[Collected data]
○ ○ ○

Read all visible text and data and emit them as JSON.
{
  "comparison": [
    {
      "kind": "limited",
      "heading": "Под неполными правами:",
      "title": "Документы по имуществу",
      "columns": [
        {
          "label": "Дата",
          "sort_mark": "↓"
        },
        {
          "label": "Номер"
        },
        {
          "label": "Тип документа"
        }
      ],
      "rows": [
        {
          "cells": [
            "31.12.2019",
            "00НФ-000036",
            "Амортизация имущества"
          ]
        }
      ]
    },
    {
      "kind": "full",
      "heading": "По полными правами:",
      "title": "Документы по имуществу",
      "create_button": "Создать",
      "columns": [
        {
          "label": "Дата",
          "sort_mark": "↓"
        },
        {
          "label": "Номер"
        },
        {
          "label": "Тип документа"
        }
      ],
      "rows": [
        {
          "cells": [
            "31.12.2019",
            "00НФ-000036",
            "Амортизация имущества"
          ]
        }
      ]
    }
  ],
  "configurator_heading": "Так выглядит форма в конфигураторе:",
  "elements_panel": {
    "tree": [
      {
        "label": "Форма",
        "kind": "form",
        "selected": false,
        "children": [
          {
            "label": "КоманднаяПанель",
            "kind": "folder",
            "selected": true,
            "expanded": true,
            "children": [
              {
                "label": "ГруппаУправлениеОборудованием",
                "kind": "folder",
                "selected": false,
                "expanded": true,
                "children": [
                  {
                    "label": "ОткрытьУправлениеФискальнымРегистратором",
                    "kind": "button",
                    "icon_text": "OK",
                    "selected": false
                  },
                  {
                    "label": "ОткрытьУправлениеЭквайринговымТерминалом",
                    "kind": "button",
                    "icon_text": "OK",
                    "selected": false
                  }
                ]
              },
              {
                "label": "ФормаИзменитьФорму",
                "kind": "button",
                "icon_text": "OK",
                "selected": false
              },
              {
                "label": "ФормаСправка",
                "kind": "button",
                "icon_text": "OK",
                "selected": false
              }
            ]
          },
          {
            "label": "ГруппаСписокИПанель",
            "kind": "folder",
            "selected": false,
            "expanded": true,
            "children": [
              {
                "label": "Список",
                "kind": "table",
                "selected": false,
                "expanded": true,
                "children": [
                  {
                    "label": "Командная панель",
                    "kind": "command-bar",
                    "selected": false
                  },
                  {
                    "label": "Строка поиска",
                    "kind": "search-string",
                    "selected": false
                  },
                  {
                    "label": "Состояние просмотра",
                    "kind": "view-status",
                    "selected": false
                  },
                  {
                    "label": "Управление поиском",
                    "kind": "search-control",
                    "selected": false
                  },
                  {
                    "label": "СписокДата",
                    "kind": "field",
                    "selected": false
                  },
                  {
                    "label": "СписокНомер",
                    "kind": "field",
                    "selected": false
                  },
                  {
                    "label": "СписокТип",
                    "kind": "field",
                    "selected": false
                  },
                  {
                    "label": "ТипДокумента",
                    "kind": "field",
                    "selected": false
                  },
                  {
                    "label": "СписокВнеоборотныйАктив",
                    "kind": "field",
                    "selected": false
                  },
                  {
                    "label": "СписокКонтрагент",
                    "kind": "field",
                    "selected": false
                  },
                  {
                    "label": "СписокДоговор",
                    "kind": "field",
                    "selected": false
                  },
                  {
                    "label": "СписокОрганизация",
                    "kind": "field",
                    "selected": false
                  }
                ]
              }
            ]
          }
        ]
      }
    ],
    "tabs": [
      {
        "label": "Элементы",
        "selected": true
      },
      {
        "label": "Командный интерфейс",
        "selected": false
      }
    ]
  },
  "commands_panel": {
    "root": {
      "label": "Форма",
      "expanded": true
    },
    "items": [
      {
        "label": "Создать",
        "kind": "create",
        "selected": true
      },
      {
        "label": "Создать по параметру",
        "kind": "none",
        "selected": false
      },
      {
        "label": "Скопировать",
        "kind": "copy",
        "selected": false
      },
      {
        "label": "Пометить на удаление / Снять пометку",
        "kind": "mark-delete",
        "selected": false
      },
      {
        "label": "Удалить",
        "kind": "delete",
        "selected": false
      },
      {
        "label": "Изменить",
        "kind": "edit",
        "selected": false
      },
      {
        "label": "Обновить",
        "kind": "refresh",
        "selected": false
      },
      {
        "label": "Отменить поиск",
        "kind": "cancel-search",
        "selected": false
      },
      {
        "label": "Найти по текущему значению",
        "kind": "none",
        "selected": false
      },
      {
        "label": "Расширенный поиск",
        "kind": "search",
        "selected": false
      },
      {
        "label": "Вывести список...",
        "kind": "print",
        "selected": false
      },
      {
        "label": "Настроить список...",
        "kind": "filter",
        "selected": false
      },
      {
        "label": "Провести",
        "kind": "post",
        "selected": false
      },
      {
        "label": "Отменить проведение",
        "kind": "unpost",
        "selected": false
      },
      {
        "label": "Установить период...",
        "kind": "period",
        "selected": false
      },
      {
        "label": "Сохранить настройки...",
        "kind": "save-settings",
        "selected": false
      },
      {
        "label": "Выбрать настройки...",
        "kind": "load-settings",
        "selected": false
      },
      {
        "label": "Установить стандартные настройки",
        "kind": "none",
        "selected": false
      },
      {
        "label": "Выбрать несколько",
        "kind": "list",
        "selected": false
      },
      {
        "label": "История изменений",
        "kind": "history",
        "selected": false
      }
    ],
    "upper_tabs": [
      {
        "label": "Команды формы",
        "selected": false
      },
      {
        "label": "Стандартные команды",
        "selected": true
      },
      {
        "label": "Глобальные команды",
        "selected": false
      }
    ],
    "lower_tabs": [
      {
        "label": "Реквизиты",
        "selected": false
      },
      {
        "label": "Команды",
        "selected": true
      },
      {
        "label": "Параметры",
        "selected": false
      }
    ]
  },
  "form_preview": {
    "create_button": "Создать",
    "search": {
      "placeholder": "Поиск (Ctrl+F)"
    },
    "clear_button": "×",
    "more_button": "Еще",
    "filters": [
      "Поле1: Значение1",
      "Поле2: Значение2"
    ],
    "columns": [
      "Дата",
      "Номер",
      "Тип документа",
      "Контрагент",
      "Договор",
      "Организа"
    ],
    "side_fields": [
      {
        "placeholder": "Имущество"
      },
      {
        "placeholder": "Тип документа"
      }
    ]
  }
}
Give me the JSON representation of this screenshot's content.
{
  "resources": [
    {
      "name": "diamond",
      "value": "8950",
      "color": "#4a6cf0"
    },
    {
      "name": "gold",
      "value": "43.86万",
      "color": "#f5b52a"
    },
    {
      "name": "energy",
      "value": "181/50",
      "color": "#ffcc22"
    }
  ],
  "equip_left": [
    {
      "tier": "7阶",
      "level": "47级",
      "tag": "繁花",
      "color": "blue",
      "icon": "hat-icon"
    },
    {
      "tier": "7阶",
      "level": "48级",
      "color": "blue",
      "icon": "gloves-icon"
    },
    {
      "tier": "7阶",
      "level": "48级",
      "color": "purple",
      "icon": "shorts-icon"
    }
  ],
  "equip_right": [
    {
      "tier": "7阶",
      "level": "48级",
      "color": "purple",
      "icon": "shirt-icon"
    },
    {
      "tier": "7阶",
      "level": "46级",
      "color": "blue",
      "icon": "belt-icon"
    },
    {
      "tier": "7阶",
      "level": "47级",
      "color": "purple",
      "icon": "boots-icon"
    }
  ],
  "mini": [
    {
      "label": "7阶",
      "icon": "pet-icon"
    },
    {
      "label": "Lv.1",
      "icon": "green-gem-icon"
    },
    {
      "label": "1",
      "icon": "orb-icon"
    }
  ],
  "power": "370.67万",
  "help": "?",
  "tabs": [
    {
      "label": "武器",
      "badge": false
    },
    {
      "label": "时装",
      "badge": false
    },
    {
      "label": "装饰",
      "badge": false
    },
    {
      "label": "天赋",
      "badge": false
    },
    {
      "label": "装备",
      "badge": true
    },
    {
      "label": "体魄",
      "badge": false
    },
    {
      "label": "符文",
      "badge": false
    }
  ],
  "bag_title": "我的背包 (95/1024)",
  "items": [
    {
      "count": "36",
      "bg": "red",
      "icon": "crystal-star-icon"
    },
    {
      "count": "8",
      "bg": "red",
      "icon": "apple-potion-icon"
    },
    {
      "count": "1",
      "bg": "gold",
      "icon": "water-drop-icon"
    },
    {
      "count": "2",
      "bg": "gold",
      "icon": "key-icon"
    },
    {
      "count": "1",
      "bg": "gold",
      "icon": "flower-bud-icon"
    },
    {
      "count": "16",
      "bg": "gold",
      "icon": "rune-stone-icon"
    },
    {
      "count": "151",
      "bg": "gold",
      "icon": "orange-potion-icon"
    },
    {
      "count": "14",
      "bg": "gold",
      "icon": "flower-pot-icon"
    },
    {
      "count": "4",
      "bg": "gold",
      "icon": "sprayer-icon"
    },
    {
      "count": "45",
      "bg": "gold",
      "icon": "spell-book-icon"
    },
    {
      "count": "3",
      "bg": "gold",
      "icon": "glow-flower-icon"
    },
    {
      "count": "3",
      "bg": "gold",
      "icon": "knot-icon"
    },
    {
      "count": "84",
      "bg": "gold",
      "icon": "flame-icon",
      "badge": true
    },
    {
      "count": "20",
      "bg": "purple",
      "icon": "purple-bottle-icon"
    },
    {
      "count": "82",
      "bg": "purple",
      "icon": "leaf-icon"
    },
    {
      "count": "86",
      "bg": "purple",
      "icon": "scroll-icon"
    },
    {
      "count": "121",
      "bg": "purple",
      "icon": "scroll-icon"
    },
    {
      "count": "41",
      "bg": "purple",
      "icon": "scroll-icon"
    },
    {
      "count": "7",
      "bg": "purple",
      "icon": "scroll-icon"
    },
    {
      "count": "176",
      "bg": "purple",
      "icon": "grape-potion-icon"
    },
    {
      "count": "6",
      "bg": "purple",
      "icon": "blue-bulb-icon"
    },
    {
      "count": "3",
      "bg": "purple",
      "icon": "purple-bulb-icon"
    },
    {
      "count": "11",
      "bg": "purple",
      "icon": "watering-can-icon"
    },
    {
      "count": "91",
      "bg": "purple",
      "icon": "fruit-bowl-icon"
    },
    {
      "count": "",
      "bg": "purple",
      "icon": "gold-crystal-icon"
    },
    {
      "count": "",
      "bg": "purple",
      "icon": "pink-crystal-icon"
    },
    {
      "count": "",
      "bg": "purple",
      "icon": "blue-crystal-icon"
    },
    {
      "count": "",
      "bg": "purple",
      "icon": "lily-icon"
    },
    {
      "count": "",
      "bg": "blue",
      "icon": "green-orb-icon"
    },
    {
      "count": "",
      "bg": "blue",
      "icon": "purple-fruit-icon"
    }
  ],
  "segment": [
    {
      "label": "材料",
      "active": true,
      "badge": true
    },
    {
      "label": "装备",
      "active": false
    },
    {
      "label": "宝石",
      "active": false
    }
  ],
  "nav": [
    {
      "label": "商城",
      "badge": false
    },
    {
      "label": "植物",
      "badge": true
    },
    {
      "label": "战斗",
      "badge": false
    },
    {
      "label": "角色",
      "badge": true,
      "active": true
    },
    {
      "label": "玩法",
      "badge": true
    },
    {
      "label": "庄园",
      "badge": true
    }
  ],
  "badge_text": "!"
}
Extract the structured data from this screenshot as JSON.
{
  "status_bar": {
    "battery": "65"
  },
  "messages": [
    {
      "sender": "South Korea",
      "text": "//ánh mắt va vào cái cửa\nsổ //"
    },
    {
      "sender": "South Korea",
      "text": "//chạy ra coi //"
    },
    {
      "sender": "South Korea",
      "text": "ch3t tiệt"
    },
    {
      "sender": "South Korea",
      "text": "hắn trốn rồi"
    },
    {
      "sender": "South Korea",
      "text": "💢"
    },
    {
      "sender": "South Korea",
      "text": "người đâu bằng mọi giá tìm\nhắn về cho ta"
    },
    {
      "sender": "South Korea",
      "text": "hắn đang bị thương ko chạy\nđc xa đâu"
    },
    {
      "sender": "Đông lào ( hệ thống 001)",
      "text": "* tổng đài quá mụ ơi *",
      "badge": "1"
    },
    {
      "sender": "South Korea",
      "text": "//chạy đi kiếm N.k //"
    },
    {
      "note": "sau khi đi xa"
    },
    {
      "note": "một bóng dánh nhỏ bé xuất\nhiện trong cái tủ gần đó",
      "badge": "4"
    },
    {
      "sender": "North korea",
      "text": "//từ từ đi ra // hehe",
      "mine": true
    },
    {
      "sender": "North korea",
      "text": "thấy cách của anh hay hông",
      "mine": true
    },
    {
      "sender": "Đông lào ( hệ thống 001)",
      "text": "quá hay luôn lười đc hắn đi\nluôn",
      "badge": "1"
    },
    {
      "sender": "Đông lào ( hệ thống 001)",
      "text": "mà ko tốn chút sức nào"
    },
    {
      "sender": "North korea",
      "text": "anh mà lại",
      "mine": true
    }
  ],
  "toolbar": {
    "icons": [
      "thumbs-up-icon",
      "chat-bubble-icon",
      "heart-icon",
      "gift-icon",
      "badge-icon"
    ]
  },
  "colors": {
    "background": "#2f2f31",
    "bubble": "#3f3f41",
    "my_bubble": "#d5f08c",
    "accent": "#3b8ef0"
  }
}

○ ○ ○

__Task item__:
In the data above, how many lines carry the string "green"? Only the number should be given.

__Exercise result__:
2